> Supplied material
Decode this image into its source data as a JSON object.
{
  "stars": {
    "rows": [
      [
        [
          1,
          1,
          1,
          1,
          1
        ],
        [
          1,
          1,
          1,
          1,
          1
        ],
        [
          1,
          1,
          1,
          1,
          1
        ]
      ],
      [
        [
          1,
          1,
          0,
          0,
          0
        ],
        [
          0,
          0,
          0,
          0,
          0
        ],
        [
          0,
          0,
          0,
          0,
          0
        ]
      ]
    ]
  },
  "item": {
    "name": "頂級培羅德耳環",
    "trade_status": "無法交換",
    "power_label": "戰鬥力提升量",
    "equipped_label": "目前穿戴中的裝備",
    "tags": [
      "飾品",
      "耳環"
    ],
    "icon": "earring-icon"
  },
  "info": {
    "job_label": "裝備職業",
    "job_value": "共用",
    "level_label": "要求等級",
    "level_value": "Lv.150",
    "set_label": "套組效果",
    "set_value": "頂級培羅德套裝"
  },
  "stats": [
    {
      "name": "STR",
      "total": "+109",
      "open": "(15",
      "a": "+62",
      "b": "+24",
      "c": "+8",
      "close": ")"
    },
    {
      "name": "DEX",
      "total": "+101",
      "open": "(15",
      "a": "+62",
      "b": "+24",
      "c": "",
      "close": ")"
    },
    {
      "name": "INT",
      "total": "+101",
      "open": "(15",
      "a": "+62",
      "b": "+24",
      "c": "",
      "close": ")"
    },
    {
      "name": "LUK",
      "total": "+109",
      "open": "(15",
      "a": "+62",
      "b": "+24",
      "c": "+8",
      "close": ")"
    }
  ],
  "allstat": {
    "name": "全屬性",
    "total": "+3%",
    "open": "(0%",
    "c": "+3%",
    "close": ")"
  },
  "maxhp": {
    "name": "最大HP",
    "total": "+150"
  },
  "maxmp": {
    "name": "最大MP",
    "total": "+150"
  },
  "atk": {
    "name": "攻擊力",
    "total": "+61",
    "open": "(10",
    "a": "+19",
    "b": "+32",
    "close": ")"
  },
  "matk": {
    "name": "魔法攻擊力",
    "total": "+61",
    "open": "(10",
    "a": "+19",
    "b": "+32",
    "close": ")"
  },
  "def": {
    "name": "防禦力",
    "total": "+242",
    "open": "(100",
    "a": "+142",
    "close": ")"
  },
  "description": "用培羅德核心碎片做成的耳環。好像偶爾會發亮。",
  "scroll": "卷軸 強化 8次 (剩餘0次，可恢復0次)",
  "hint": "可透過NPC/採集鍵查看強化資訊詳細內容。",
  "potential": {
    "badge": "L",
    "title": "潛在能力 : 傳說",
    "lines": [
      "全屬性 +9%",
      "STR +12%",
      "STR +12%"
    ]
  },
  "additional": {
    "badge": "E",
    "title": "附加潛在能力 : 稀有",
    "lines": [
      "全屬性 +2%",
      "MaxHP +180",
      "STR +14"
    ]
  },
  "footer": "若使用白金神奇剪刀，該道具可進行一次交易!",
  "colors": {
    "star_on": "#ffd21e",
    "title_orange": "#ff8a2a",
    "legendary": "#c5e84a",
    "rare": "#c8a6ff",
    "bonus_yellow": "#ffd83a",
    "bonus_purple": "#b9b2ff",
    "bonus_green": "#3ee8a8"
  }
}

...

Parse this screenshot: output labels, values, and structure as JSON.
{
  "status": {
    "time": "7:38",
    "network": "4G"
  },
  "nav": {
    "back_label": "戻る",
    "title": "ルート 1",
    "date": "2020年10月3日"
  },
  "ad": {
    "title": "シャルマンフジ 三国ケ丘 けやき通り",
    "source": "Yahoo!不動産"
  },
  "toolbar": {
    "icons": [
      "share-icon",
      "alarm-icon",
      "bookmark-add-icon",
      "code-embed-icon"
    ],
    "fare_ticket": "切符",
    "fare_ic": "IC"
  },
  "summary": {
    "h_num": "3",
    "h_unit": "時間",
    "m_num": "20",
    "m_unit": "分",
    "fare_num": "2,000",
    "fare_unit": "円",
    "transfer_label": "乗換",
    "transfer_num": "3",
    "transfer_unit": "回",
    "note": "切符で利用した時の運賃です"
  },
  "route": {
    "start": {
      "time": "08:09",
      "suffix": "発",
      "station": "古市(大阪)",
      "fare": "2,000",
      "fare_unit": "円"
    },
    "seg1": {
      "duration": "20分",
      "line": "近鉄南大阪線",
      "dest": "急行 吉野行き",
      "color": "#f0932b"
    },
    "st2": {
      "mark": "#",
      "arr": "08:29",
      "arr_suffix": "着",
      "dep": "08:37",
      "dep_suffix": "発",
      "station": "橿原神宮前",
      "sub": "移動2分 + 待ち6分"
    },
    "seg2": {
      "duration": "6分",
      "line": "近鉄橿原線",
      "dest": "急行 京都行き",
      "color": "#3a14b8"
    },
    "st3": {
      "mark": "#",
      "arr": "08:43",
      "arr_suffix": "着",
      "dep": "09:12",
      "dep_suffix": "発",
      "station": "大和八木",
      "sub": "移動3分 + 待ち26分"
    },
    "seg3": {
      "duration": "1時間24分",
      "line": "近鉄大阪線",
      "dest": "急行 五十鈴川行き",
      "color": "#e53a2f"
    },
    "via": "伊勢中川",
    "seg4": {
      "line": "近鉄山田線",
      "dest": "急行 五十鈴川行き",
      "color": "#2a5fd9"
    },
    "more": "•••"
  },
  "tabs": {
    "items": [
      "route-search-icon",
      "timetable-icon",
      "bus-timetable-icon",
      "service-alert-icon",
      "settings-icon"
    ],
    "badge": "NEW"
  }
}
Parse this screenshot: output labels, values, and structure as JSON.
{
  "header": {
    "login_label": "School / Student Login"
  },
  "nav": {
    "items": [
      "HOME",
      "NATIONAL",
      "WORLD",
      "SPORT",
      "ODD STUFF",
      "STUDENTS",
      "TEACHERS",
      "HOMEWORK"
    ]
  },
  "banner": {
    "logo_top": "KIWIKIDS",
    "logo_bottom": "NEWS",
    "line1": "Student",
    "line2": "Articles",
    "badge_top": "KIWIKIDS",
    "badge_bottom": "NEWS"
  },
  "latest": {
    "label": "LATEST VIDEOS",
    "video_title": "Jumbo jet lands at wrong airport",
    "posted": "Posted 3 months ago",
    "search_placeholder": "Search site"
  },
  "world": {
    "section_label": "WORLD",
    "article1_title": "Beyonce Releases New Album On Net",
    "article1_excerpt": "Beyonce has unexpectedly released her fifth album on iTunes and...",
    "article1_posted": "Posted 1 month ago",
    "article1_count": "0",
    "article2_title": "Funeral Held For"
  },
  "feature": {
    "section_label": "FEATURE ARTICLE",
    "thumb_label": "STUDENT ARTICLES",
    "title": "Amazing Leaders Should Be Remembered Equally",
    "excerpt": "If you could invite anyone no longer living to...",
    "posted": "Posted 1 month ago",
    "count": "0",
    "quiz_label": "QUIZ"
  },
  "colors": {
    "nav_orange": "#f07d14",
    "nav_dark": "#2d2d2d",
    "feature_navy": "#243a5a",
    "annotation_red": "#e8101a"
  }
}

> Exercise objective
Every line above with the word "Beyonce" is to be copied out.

> Completed exercise
    "article1_title": "Beyonce Releases New Album On Net",
    "article1_excerpt": "Beyonce has unexpectedly released her fifth album on iTunes and...",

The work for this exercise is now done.